help break down the oligosaccharides, minimizing gastric distress. Kombu also adds minerals to your legumes.
Lentils: soak for 7 hours or more
Kidney-shaped beans: 18-24 hours
Garbanzos: 24-48 hours
All legumes should be cooked until very soft
Lentils: cook 45-60 minutes
Kidney-shaped beans: cook at least 4 hours or until very soft
Garbanzos (also known as chickpeas): cook 4-6 hours or until very soft
1. Lawrence Wilson, M.D.; Nutritional Balancing and Hair Analysis. Prescott: The Center for Development, Inc., 2010; pgs. 119-134.
2. Fery F, Bourdoux P, Christophe J, Balasse EO. Hormonal and metabolic changes induced by an isocaloric isoproteinic ketogenic diet in healthy subjects. Diabete Metab. 1982 Dec;8(4):299-305. ncbi.nlm.nih.gov/pubmed/6761185
3. Hendler, RG, Walesky M, Sherwin, RS. Sucrose substitution in prevention and reversal of the fall in metabolic rate accompanying hypocaloric diets. Am J Med. 1986 Aug;81(2):280-4. ncbi.nlm.nih.gov/pubmed/3740086
4. Peat, Raymond. Natural Estrogens. raypeat.com/articles/articles/natural-estrogens.shtml
5. Nishii, Y. “n-Butyrate enhances induction of thyroid hormone-responsive nuclear proteins.” Endocrine Journal. 1993 Oct;40(5):515-21.
6. Wilson, ND, James. Adrenal Fatigue: The 21st Century Stress Syndrome. Petaluma.
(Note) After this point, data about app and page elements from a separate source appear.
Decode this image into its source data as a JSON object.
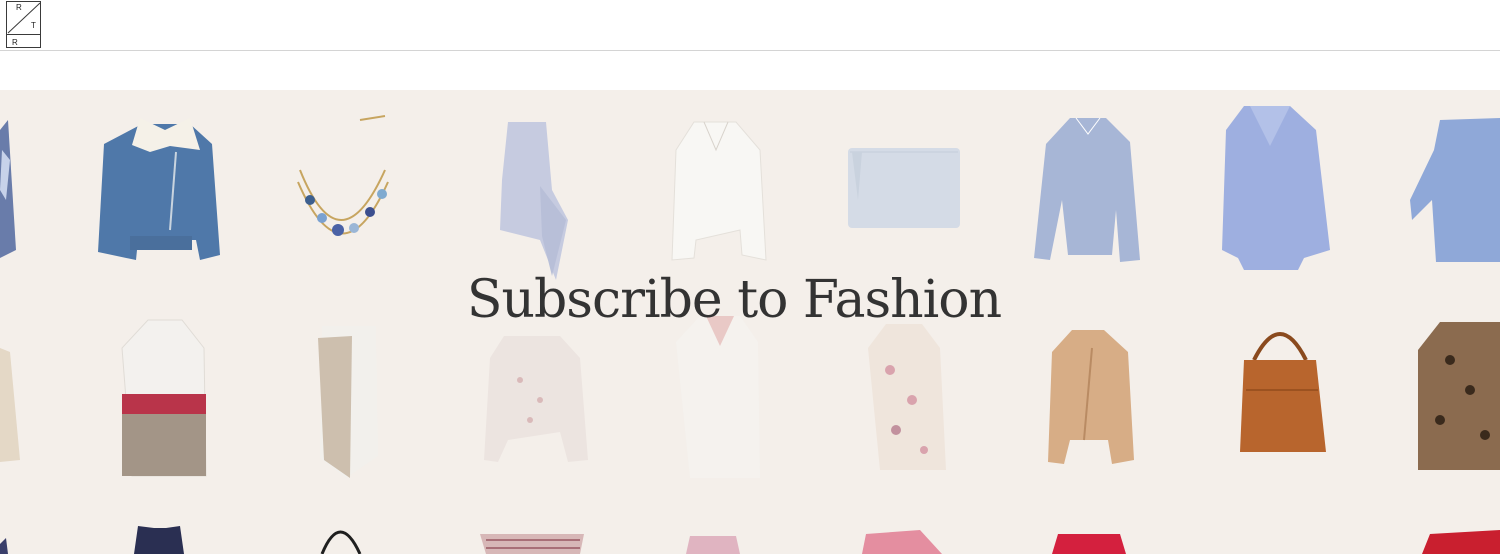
{
  "header": {
    "logo": {
      "letters": [
        "R",
        "T",
        "R"
      ],
      "label": "RTR logo"
    }
  },
  "hero": {
    "headline": "Subscribe to Fashion",
    "background_color": "#f4efea",
    "product_rows": [
      [
        "floral-dress",
        "denim-shearling-jacket",
        "crystal-necklace",
        "ruffle-top",
        "white-blouse",
        "blue-clutch",
        "striped-shirt",
        "blue-coat",
        "bell-sleeve-dress"
      ],
      [
        "lace-top",
        "colorblock-coat",
        "shift-dress",
        "knit-sweater",
        "white-trench",
        "floral-lace-dress",
        "tan-moto-jacket",
        "leather-hobo-bag",
        "leopard-coat"
      ],
      [
        "dress-partial",
        "navy-dress",
        "black-bag",
        "striped-top",
        "pink-skirt",
        "pink-top",
        "red-dress",
        "red-coat"
      ]
    ]
  }
}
Smart Publications. 2001; p. 291.
This article appeared in Wise Traditions in Food, Farming and the Healing Arts, the quarterly journal of the Weston A. Price Foundation, Fall 2016